Why so? British politics doesn't just mean the island of Britain, nor should Irish just mean the island of Ireland. Politics are organized by sovereignty (ie countries) not islands. A university well tell you that also.CroatiaShoes (talk) 16:58, 4 October 2008 (UTC)

In media and literature, Irish politics may apply to Northern Irish politics, Southern Irish politics or both. That is a fact. Your understanding and of the term "Irish Politics" is not what governs the definition, the usage does. Please see the wiktionary definition of the adjective "Irish" and Good Friday Agreement. The re-direct should be directed to Politics of Ireland. Donek (talk) 19:41, 4 October 2008 (UTC)

Corruption[edit]

There should be an article on corruption and wastage of money.As well as the surrender of our natural resources. —Preceding unsigned comment added by 143.239.68.48 (talk) 18:28, 14 January 2009 (UTC)


Important notice[edit]

The government section of the "Outline of the Republic of Ireland" needs to be checked, corrected, and completed -- especially the subsections for the government branches.

When the country outlines were created, temporary data (that matched most of the countries but not all) was used to speed up the process. Those countries for which the temporary data does not match must be replaced with the correct information.
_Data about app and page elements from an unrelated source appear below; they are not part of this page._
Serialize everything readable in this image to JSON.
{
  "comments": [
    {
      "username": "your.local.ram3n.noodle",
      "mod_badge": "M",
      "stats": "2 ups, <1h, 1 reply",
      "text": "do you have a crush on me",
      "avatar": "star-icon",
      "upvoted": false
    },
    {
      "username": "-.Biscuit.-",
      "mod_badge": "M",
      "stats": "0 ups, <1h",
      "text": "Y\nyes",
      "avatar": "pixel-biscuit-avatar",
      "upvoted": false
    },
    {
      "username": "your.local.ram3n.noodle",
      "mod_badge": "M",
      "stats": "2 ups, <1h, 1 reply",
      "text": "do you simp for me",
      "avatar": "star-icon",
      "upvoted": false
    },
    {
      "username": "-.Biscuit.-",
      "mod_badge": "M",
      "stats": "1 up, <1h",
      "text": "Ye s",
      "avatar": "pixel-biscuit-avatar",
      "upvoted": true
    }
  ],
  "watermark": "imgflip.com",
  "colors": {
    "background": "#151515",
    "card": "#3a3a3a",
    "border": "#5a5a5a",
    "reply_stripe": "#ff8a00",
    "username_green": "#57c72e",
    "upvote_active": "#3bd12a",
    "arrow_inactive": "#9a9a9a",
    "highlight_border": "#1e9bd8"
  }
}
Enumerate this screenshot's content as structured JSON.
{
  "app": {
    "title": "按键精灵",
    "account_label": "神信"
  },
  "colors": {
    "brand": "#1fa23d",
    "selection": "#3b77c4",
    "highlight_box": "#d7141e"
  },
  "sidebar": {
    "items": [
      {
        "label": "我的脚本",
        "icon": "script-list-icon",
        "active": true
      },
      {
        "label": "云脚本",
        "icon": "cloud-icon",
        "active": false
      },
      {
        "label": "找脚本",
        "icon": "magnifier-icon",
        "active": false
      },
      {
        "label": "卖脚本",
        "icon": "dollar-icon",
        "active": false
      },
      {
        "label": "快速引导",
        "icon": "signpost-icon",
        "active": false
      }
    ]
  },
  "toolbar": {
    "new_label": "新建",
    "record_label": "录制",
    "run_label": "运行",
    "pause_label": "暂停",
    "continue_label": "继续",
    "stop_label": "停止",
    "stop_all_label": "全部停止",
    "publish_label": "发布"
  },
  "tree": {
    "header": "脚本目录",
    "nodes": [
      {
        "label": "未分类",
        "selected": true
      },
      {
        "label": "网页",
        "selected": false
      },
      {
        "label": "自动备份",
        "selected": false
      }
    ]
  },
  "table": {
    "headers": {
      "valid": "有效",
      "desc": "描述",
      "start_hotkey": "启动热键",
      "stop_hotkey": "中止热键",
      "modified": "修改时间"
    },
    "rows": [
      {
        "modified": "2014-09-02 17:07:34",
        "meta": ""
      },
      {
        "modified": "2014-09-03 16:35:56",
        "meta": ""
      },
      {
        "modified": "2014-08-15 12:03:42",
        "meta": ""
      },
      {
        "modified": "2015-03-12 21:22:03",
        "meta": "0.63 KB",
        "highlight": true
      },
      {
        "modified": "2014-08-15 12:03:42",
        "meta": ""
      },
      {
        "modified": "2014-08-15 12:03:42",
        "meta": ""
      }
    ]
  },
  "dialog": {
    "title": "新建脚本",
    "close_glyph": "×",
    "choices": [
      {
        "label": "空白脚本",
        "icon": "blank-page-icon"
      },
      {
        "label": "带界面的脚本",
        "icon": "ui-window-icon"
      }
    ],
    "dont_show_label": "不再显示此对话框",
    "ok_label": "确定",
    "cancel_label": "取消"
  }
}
Please check that this country's outline is not in error.

If you have any questions or comments, please contact The Transhumanist .

Thank you.

Letterkenny Residents Party[edit]

Letterkenny Residents Party is this a notable irish political party? Off2riorob (talk) 18:22, 14 December 2009 (UTC)

two or three?[edit]

the article reads: Legislative power is vested in the Oireachtas, the bicameral national parliament, which consists of Dáil Éireann, Seanad Éireann and the President of Ireland. bicameral means two chambers, fair enough, but the phrase suggests that the President has legislative power. I kmow the president has to sign, but is that legislative power? Either way the sentence is awkward, saying two and listing three Lugnad (talk) 16:41, 6 March 2011 (UTC)

Well this is what the Constitution says the Oireachtas is composed of. I guess it might seem a little bit awkward but there it is. It's bicameral because it's comprised of two chambers. The Constitution is based on the British model where, formally speaking, Parliament is comprised of the Queen, the House of Lords and the House of Commons. The UK Parliament is also commonly described as being bicameral. — Blue-Haired Lawyer t 17:51, 6 March 2011 (UTC)

Sinn Fein[edit]

Whether Sinn Fein is or is not the oldest party in Ireland is highly disputed, but it seems highly odd to me to revert to the assertion that SF is the oldest party in the state whilst referring to this supposed fact's being disputed. — Blue-Haired Lawyer t 20:43, 2 August 2011 (UTC)

It was odd. In fact it was an error on my part, not having noticed the second element to the edit. It wasn't my intention to take a position. Sources can be found to validate either contention, so I'm not sure we can say definitively whether Labour or Sinn Féin hold that 'distinction'. RashersTierney (talk) 21:30, 2 August 2011 (UTC)